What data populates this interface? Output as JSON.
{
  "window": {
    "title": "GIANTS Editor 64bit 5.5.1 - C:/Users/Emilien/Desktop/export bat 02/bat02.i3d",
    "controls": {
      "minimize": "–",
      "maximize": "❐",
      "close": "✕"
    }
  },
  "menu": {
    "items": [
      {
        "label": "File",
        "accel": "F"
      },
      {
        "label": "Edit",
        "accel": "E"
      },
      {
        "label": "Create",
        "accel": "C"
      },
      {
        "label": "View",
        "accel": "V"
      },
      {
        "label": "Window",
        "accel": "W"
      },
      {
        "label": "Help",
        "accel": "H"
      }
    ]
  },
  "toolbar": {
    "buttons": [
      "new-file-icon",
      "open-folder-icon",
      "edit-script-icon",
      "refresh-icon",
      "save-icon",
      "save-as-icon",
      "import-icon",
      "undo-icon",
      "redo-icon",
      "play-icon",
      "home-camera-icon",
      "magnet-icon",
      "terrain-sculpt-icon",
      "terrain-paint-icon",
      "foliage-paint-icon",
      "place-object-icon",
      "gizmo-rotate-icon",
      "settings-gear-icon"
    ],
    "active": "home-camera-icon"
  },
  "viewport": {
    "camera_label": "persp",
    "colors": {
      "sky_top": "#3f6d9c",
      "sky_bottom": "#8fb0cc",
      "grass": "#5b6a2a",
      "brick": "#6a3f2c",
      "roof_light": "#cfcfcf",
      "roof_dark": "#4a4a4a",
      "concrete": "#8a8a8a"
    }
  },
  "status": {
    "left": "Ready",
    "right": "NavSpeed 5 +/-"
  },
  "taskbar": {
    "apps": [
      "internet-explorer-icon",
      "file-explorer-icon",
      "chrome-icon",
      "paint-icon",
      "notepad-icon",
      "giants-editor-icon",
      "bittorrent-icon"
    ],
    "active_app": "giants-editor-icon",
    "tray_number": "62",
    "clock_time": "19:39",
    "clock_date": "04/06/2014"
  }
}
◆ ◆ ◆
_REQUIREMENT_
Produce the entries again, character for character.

_ANSWER AREA_
What data populates this interface? Output as JSON.
{
  "window": {
    "title": "GIANTS Editor 64bit 5.5.1 - C:/Users/Emilien/Desktop/export bat 02/bat02.i3d",
    "controls": {
      "minimize": "–",
      "maximize": "❐",
      "close": "✕"
    }
  },
  "menu": {
    "items": [
      {
        "label": "File",
        "accel": "F"
      },
      {
        "label": "Edit",
        "accel": "E"
      },
      {
        "label": "Create",
        "accel": "C"
      },
      {
        "label": "View",
        "accel": "V"
      },
      {
        "label": "Window",
        "accel": "W"
      },
      {
        "label": "Help",
        "accel": "H"
      }
    ]
  },
  "toolbar": {
    "buttons": [
      "new-file-icon",
      "open-folder-icon",
      "edit-script-icon",
      "refresh-icon",
      "save-icon",
      "save-as-icon",
      "import-icon",
      "undo-icon",
      "redo-icon",
      "play-icon",
      "home-camera-icon",
      "magnet-icon",
      "terrain-sculpt-icon",
      "terrain-paint-icon",
      "foliage-paint-icon",
      "place-object-icon",
      "gizmo-rotate-icon",
      "settings-gear-icon"
    ],
    "active": "home-camera-icon"
  },
  "viewport": {
    "camera_label": "persp",
    "colors": {
      "sky_top": "#3f6d9c",
      "sky_bottom": "#8fb0cc",
      "grass": "#5b6a2a",
      "brick": "#6a3f2c",
      "roof_light": "#cfcfcf",
      "roof_dark": "#4a4a4a",
      "concrete": "#8a8a8a"
    }
  },
  "status": {
    "left": "Ready",
    "right": "NavSpeed 5 +/-"
  },
  "taskbar": {
    "apps": [
      "internet-explorer-icon",
      "file-explorer-icon",
      "chrome-icon",
      "paint-icon",
      "notepad-icon",
      "giants-editor-icon",
      "bittorrent-icon"
    ],
    "active_app": "giants-editor-icon",
    "tray_number": "62",
    "clock_time": "19:39",
    "clock_date": "04/06/2014"
  }
}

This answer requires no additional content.